Not too long ago I went to what’s called “the Big Gay Conference” which is a conference for LGBTQIA ETC students who are attending colleges in the midwest. On Friday night, after we’d checked in and gotten Miss Bornstein checked in, I went down to register. As it turned out, there was a wedding going on the same weekend as the conference, so I found myself, name tag and schedule in hand, standing on a landing.
To my left, a cocktail party of the heteronormative variety: men in suits, women in cocktail dresses, hose and heels.
To my right, blue haired, pierced kids; boys in cigarette leg jeans; girls in ties, starched button-downs; trans people of many types.

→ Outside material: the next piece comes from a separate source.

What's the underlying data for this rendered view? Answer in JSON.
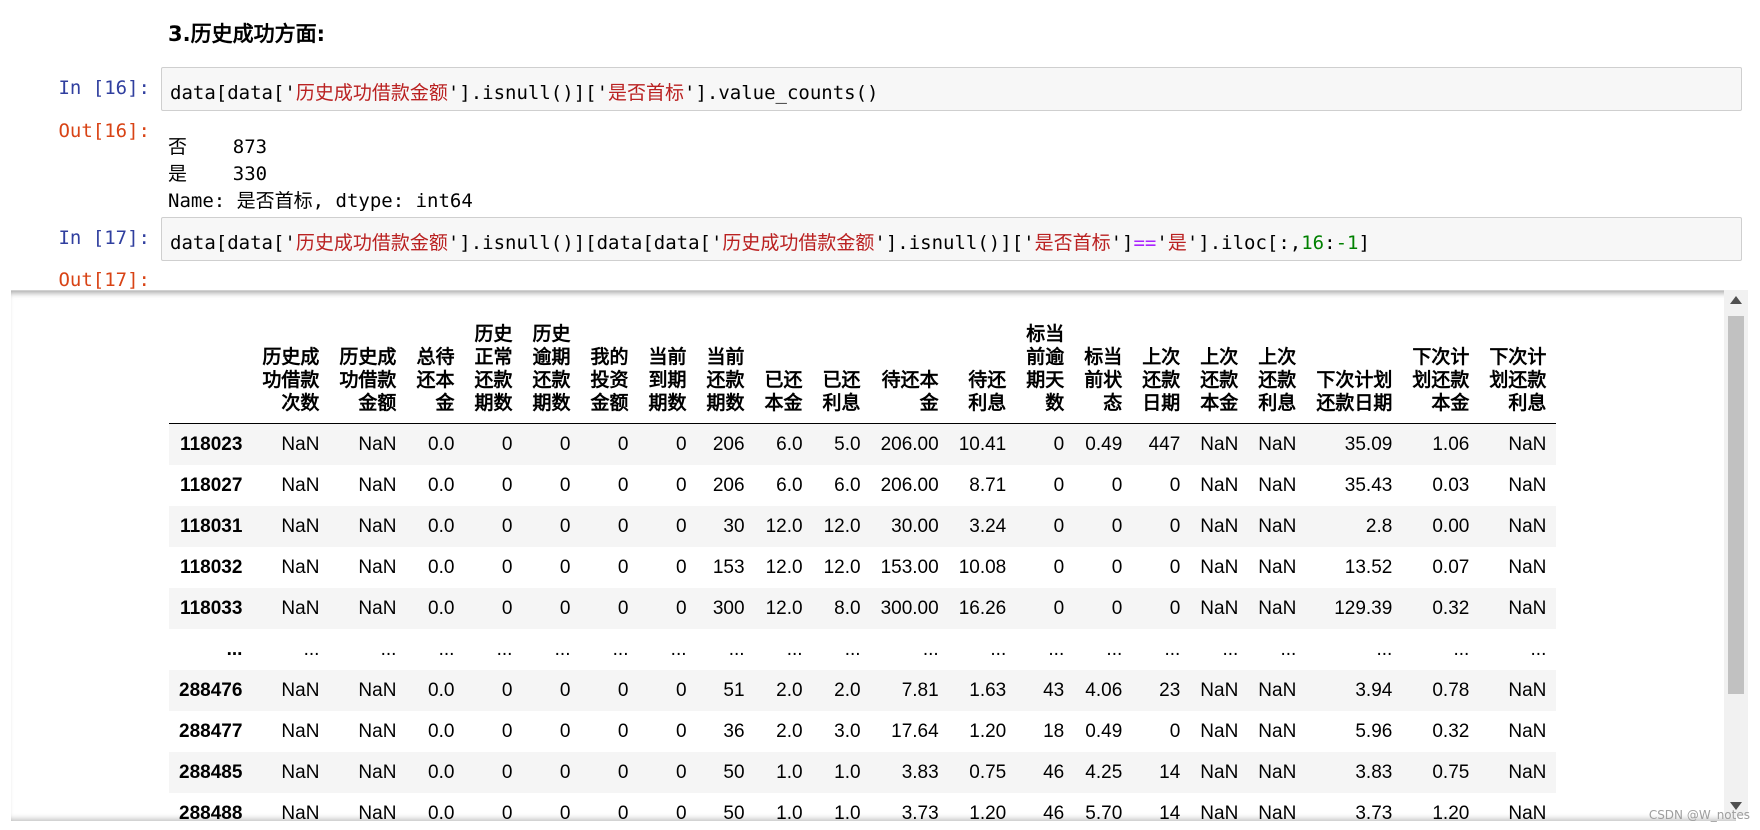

I stood there for a while, hoping I had Moses’ staff, or at least his gumption, to ask for a parting of the waters that would provide a third, middle path. My life has been spent on that landing, really, popping back and forth between groups, hanging out in one because it’s where I feel more comfortable, but hanging out in the other because it’s the way I desire. Like Superman, I had to change clothes pretty often, and often with my clothes, my gender; I still long for a heterosexual space where I could be a het woman in a suit & tie, or for a queer space where I could be a woman who loves sex with men.
Sometimes, in rare moments, that third space appears: in the music scenes of the late 80s in NYC was one. Fetish clubs are sometimes another. But mostly I have had to decide between being with my people as a queer woman or pretending to be more gender normative than I actually am when I’ve had boyfriends.